Action item.
From the records, pick out and copy each line containing "data".

*** Opening of The records ***

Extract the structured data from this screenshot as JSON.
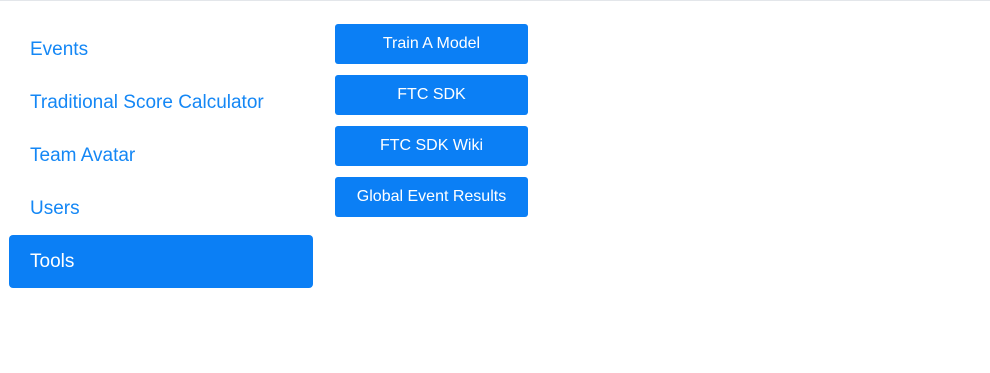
{
  "nav": {
    "items": [
      {
        "label": "Events",
        "active": false
      },
      {
        "label": "Traditional Score Calculator",
        "active": false
      },
      {
        "label": "Team Avatar",
        "active": false
      },
      {
        "label": "Users",
        "active": false
      },
      {
        "label": "Tools",
        "active": true
      }
    ]
  },
  "tools": {
    "buttons": [
      {
        "label": "Train A Model"
      },
      {
        "label": "FTC SDK"
      },
      {
        "label": "FTC SDK Wiki"
      },
      {
        "label": "Global Event Results"
      }
    ]
  },
  "colors": {
    "accent": "#0b7ff5",
    "link": "#1487f5",
    "divider": "#e3e6ea"
  }
}
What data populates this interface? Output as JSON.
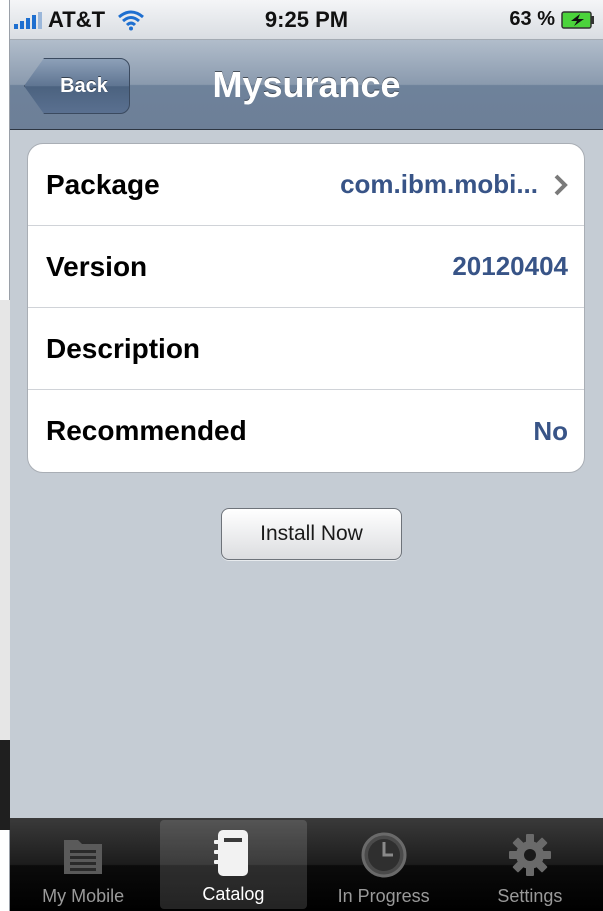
{
  "status_bar": {
    "carrier": "AT&T",
    "time": "9:25 PM",
    "battery": "63 %"
  },
  "nav": {
    "back_label": "Back",
    "title": "Mysurance"
  },
  "details": {
    "rows": [
      {
        "label": "Package",
        "value": "com.ibm.mobi..."
      },
      {
        "label": "Version",
        "value": "20120404"
      },
      {
        "label": "Description",
        "value": ""
      },
      {
        "label": "Recommended",
        "value": "No"
      }
    ]
  },
  "install_button_label": "Install Now",
  "tabs": [
    {
      "label": "My Mobile",
      "icon": "folder-list-icon"
    },
    {
      "label": "Catalog",
      "icon": "notebook-icon"
    },
    {
      "label": "In Progress",
      "icon": "clock-icon"
    },
    {
      "label": "Settings",
      "icon": "gear-icon"
    }
  ],
  "selected_tab": "Catalog",
  "colors": {
    "value_blue": "#385487",
    "nav_bar": "#6e829b",
    "background": "#c5ccd4"
  }
}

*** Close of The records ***

Solution.
Extract the structured data from this screenshot as JSON.
What data populates this interface? Output as JSON.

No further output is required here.